If you imagine the word “Latin America” ​​as God’s forgotten land, exotic and unusual for the average Russian, then you imagine Guyana. Located in South America, this country boasts an extremely colorful culture and a rich history stretching from colonial times.

At the end of 2015, Russia and Guyana began to operate a visa-free regime.

Guyana is the only South American country in which English is a state language.

In Guyana, there is one of the world’s largest waterfalls – the waters of Keithura are falling from the mountain among the humid rain forests from a height of 226 meters. Thus, this waterfall is 2 times higher than the Victoria of Victoria and 5 times higher than the famous Niagara.

The indigenous inhabitants of the country, the Indians, are not integrated into its modern life – they live separately in the central regions of Guyana, engaged in hunting and gathering.

Almost the entire territory of Guyana (90% of its area) is occupied by moist jungles.

Christmas in Guyana is considered a national holiday. Despite the suffocating heat that reigns at this time of year, Santa Claus traditionally wears a fur coat.

On the territory of Guyana, the world’s largest water lily grows, called “Eviral Amazonika” or “Victoria Regia”. This amazing flower spreads around itself the aroma of pineapple and banana.

In translation from the language of the Arawak Indians (one of the tribes of local natives) the name of the state is translated as “the land of great water”.

In the capital of Guyana is the highest in the world Anglican Cathedral, entirely built of wood – the Cathedral of St. George. The height of the bell tower of this church, erected in the Gothic style, is 40 meters.

In the jungles of Guyana, many unique plants grow – 35% of them do not occur anywhere else in the world.

Guyana’s capital, Georgetown, is the most dangerous city in South America.

In Guyana there is the so-called “Shell Beach”, which inhabits four of the eight species of sea turtles, which are on the verge of extinction.

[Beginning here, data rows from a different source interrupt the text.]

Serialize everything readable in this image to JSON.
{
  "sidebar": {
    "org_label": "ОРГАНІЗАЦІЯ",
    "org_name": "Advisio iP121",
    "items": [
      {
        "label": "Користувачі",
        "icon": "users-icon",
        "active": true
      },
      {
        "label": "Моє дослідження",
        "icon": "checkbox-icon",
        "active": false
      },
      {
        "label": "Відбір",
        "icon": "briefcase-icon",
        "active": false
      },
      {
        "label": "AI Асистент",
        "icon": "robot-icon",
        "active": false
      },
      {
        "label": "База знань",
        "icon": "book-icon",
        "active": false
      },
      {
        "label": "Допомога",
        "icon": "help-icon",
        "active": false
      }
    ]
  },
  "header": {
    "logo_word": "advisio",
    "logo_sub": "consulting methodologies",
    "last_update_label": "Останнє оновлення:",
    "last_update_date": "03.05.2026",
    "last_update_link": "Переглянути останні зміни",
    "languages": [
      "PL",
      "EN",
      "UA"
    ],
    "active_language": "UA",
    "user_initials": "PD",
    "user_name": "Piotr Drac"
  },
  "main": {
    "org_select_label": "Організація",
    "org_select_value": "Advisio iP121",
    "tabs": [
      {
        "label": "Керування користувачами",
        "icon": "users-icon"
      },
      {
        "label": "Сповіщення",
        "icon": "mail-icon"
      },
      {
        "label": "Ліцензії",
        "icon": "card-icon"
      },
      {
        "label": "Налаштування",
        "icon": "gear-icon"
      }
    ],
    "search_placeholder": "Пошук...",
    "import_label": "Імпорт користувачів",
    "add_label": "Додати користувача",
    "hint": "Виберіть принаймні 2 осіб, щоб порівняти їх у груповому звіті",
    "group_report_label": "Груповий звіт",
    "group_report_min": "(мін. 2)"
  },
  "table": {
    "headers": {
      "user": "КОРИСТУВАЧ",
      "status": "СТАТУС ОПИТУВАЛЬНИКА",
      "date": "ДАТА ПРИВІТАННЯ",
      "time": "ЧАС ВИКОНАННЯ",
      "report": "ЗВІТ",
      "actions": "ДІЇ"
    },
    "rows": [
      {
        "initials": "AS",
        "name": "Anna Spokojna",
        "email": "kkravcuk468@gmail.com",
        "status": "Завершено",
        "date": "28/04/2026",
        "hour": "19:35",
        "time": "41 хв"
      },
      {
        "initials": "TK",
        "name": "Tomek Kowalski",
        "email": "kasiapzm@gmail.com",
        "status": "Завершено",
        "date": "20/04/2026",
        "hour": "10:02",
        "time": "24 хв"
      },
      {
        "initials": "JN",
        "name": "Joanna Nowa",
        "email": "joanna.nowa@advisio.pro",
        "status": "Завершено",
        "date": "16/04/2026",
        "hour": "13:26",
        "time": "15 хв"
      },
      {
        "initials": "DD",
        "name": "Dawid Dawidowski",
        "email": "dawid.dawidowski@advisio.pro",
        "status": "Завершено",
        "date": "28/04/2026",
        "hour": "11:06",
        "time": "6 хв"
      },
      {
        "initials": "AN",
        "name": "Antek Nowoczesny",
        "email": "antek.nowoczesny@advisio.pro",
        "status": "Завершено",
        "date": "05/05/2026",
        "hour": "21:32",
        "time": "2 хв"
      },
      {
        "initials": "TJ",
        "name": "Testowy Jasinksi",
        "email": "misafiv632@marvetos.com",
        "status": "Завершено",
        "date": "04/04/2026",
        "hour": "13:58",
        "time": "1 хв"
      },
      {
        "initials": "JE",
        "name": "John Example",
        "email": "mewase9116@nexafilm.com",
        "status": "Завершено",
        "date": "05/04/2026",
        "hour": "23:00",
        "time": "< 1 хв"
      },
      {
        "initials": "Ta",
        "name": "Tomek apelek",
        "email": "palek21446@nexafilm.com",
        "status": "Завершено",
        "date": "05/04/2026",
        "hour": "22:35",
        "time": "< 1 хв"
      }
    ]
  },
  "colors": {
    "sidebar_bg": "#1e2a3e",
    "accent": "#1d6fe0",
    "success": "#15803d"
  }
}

On Easter weekend in Guyana, a large-scale Letem-Rodeo (or Rodeo Rupununi) is held, which from ordinary events cowboys in recent years has turned into a large-scale sports festival, which attracts participants from all over the world.

The design of the flag of Guyana, which is called the “Golden Arrow”, was developed by the American expert on the banners of Whitney Smith.

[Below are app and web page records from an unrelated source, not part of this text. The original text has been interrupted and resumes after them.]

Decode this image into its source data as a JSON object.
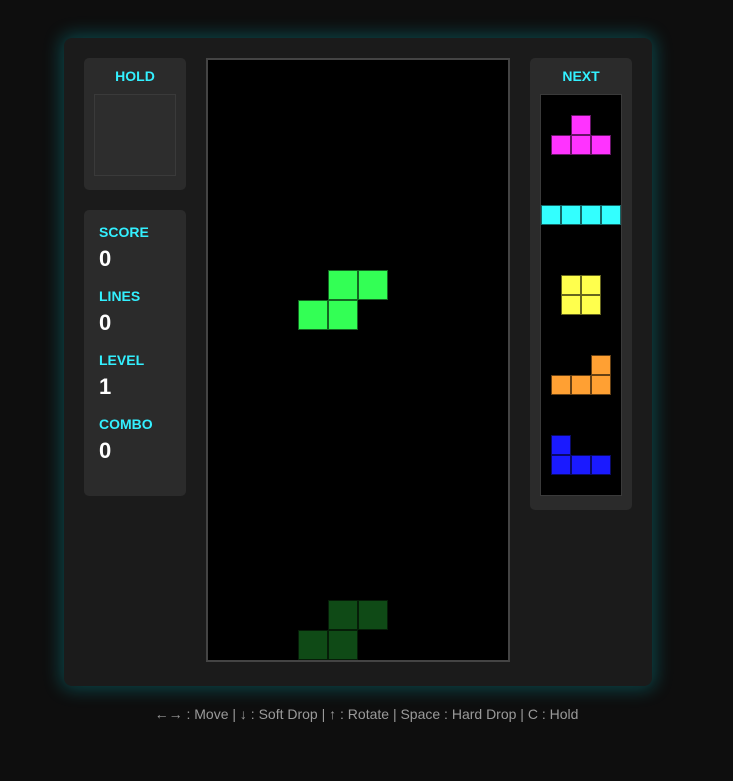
{
  "hold": {
    "title": "HOLD"
  },
  "stats": [
    {
      "label": "SCORE",
      "value": "0"
    },
    {
      "label": "LINES",
      "value": "0"
    },
    {
      "label": "LEVEL",
      "value": "1"
    },
    {
      "label": "COMBO",
      "value": "0"
    }
  ],
  "next": {
    "title": "NEXT",
    "queue": [
      {
        "piece": "T",
        "color": "#ff33ff"
      },
      {
        "piece": "I",
        "color": "#33ffff"
      },
      {
        "piece": "O",
        "color": "#ffff4d"
      },
      {
        "piece": "L",
        "color": "#ffa033"
      },
      {
        "piece": "J",
        "color": "#1a1aff"
      }
    ]
  },
  "board": {
    "columns": 10,
    "rows": 20,
    "active_piece": {
      "piece": "S",
      "color": "#33ff55",
      "cells": [
        [
          4,
          7
        ],
        [
          5,
          7
        ],
        [
          3,
          8
        ],
        [
          4,
          8
        ]
      ]
    },
    "ghost_piece": {
      "piece": "S",
      "color": "#0f4a16",
      "cells": [
        [
          4,
          18
        ],
        [
          5,
          18
        ],
        [
          3,
          19
        ],
        [
          4,
          19
        ]
      ]
    }
  },
  "controls": "←→ : Move | ↓ : Soft Drop | ↑ : Rotate | Space : Hard Drop | C : Hold"
}
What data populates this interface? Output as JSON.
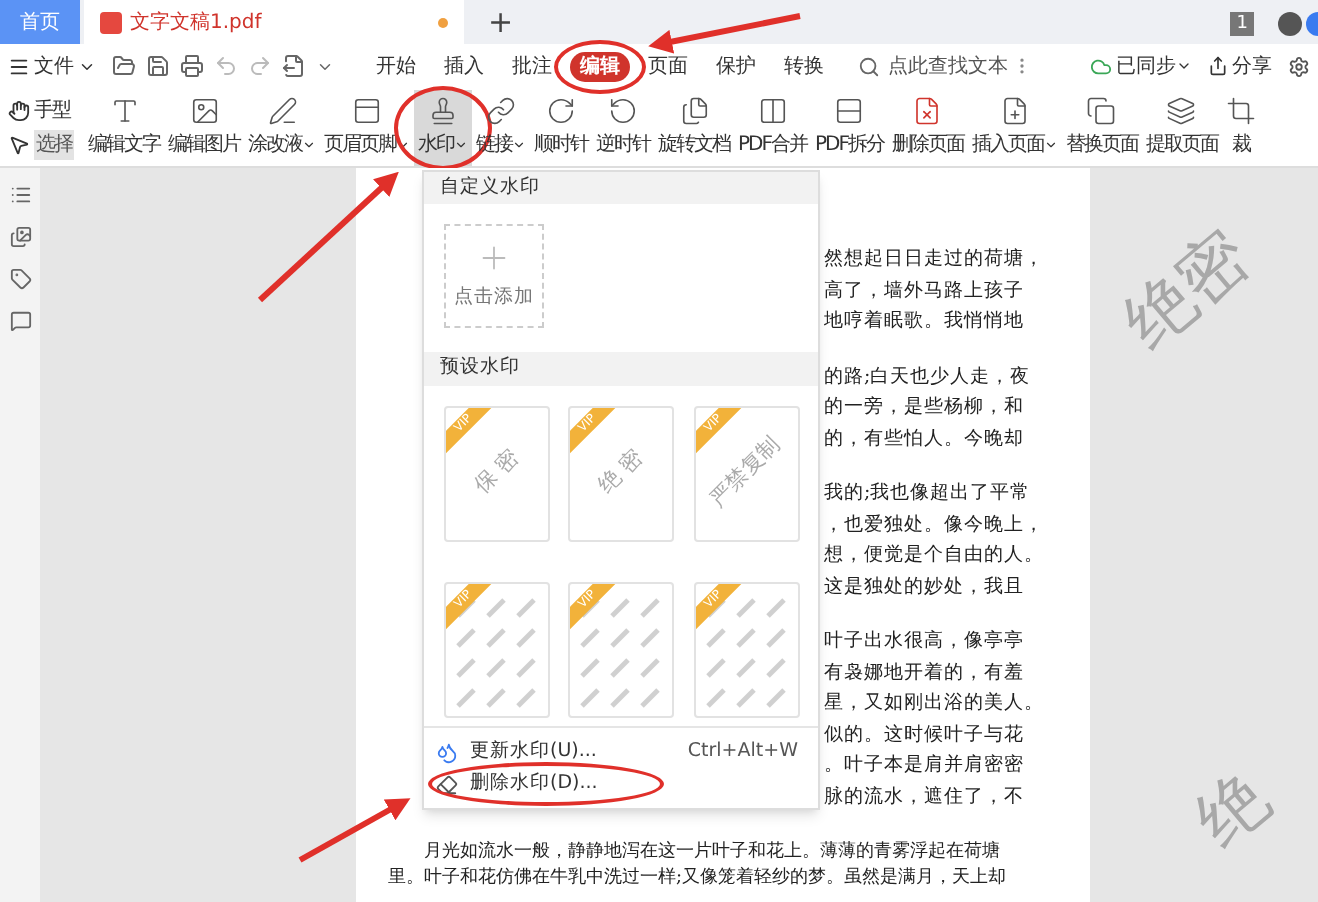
{
  "tabs": [
    {
      "kind": "home",
      "label": "首页",
      "selected": false
    },
    {
      "kind": "doc",
      "label": "文字文稿1.pdf",
      "selected": true,
      "unsaved": true
    }
  ],
  "new_tab": "+",
  "page_count": "1",
  "menu": {
    "file": "文件",
    "tabs": [
      {
        "label": "开始",
        "selected": false
      },
      {
        "label": "插入",
        "selected": false
      },
      {
        "label": "批注",
        "selected": false
      },
      {
        "label": "编辑",
        "selected": true
      },
      {
        "label": "页面",
        "selected": false
      },
      {
        "label": "保护",
        "selected": false
      },
      {
        "label": "转换",
        "selected": false
      }
    ],
    "search": {
      "placeholder": "点此查找文本"
    },
    "sync": "已同步",
    "share": "分享"
  },
  "tools": {
    "hand": "手型",
    "select": {
      "label": "选择",
      "selected": true
    },
    "items": [
      {
        "label": "编辑文字",
        "menu": false,
        "pressed": false
      },
      {
        "label": "编辑图片",
        "menu": false,
        "pressed": false
      },
      {
        "label": "涂改液",
        "menu": true,
        "pressed": false
      },
      {
        "label": "页眉页脚",
        "menu": true,
        "pressed": false
      },
      {
        "label": "水印",
        "menu": true,
        "pressed": true
      },
      {
        "label": "链接",
        "menu": true,
        "pressed": false
      },
      {
        "label": "顺时针",
        "menu": false,
        "pressed": false
      },
      {
        "label": "逆时针",
        "menu": false,
        "pressed": false
      },
      {
        "label": "旋转文档",
        "menu": false,
        "pressed": false
      },
      {
        "label": "PDF合并",
        "menu": false,
        "pressed": false
      },
      {
        "label": "PDF拆分",
        "menu": false,
        "pressed": false
      },
      {
        "label": "删除页面",
        "menu": false,
        "pressed": false
      },
      {
        "label": "插入页面",
        "menu": true,
        "pressed": false
      },
      {
        "label": "替换页面",
        "menu": false,
        "pressed": false
      },
      {
        "label": "提取页面",
        "menu": false,
        "pressed": false
      },
      {
        "label": "裁",
        "menu": false,
        "pressed": false
      }
    ]
  },
  "watermark_menu": {
    "custom_title": "自定义水印",
    "add_label": "点击添加",
    "preset_title": "预设水印",
    "presets": [
      {
        "kind": "single",
        "badge": "VIP",
        "texts": [
          "保 密"
        ]
      },
      {
        "kind": "single",
        "badge": "VIP",
        "texts": [
          "绝 密"
        ]
      },
      {
        "kind": "single",
        "badge": "VIP",
        "texts": [
          "严禁复制"
        ]
      },
      {
        "kind": "tiled",
        "badge": "VIP"
      },
      {
        "kind": "tiled",
        "badge": "VIP"
      },
      {
        "kind": "tiled",
        "badge": "VIP"
      }
    ],
    "actions": [
      {
        "label": "更新水印(U)...",
        "shortcut": "Ctrl+Alt+W"
      },
      {
        "label": "删除水印(D)..."
      }
    ]
  },
  "document": {
    "watermarks": [
      "绝密",
      "绝"
    ],
    "right_lines": [
      [
        "然想起日日走过的荷塘，",
        "高了，墙外马路上孩子",
        "地哼着眠歌。我悄悄地"
      ],
      [
        "的路;白天也少人走，夜",
        "的一旁，是些杨柳，和",
        "的，有些怕人。今晚却"
      ],
      [
        "我的;我也像超出了平常",
        "，也爱独处。像今晚上，",
        "想，便觉是个自由的人。",
        "这是独处的妙处，我且"
      ],
      [
        "叶子出水很高，像亭亭",
        "有袅娜地开着的，有羞",
        "星，又如刚出浴的美人。",
        "似的。这时候叶子与花",
        "。叶子本是肩并肩密密",
        "脉的流水，遮住了，不"
      ]
    ],
    "full_lines": [
      "月光如流水一般，静静地泻在这一片叶子和花上。薄薄的青雾浮起在荷塘",
      "里。叶子和花仿佛在牛乳中洗过一样;又像笼着轻纱的梦。虽然是满月，天上却"
    ]
  }
}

Guyanese are very superstitious, and, despite the wide spread of Christianity, they believe in nature spirits and perform a lot of very unusual rituals. So, young girls are rubbed into the skin with the juice of hot pepper to protect them from “ol-hang” – a local analog of a vampire.

The confusion of religions and pagan beliefs led to the fact that many Guyanese are baptized, facing some particularly revered trees, so as not to anger the spirits.

The highest mountain of Guyana, Roraima, is considered the prototype of a wonderful peak on which the action of the “Lost World” by Arthur Conan Doyle unfolds.

The main national holiday of Guyana is the Republic Day (“Mashramani”), which is celebrated on 23 February.

Guyana – one of the most humid countries on Earth – for a year in the mountainous regions of the country falls to 4000 mm of precipitation.

In all of Guyana there is not a single building above three floors.